Ages 15 to 16
GCSE pupils often have to compare poems - as in the popular AQA Anthologies - but they ask "Where do I start?" Left to their own devices, they often fall back on writing about one poem, then the other, shoving any links into the conclusion, as an afterthought.
I use the mnemonic COPMUDS to focus their comparison. Teach them to take the Content or ideas of the poems - often a good way into the different poets' reactions to the set theme. Move on to crucial literary techniques - Organisation (shape of stanzas, rhyme and punctuation) and Point of View (is it the poet's voice or a persona?) Metaphorical language features, of course, as the "M" but encourage them to look for the Unusual.
Pupils often shy away from what is odd or unusual - but this can be precisely what makes a poem worth studying. Differences and Similarities should be written about as they go along.
The essay should be like a game of tennis: each paragraph is a rally, where the ideas go back and forth over the net to connect the poems. If they're tackling those tricky questions on named poets as well as pre-1914 poems, then it's a game of doubles: not every poet has to be touched upon in every rally.
If it's a question on different cultures, they can end where they began, on C - by linking the content to the culture.

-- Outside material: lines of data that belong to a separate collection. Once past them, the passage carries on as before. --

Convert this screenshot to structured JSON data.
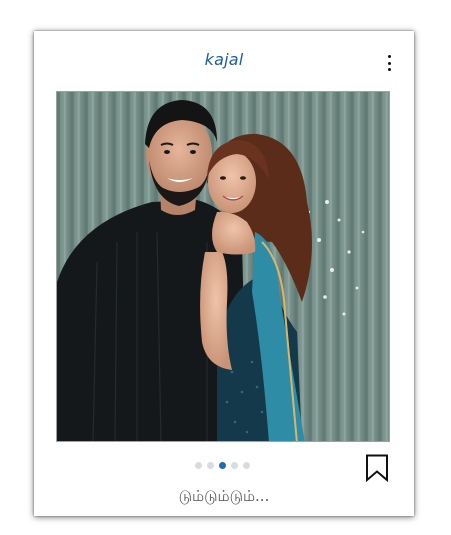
{
  "post": {
    "username": "kajal",
    "caption": "டும்டும்டும்...",
    "carousel": {
      "total": 5,
      "active_index": 2
    }
  },
  "icons": {
    "more": "more-vertical-icon",
    "bookmark": "bookmark-icon"
  },
  "colors": {
    "accent": "#1f6eb3",
    "username": "#1b5fa3",
    "dot_inactive": "#d9dcdf"
  }
}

John Gallagher is head of English at Stratford-upon-Avon Grammar School for Girls.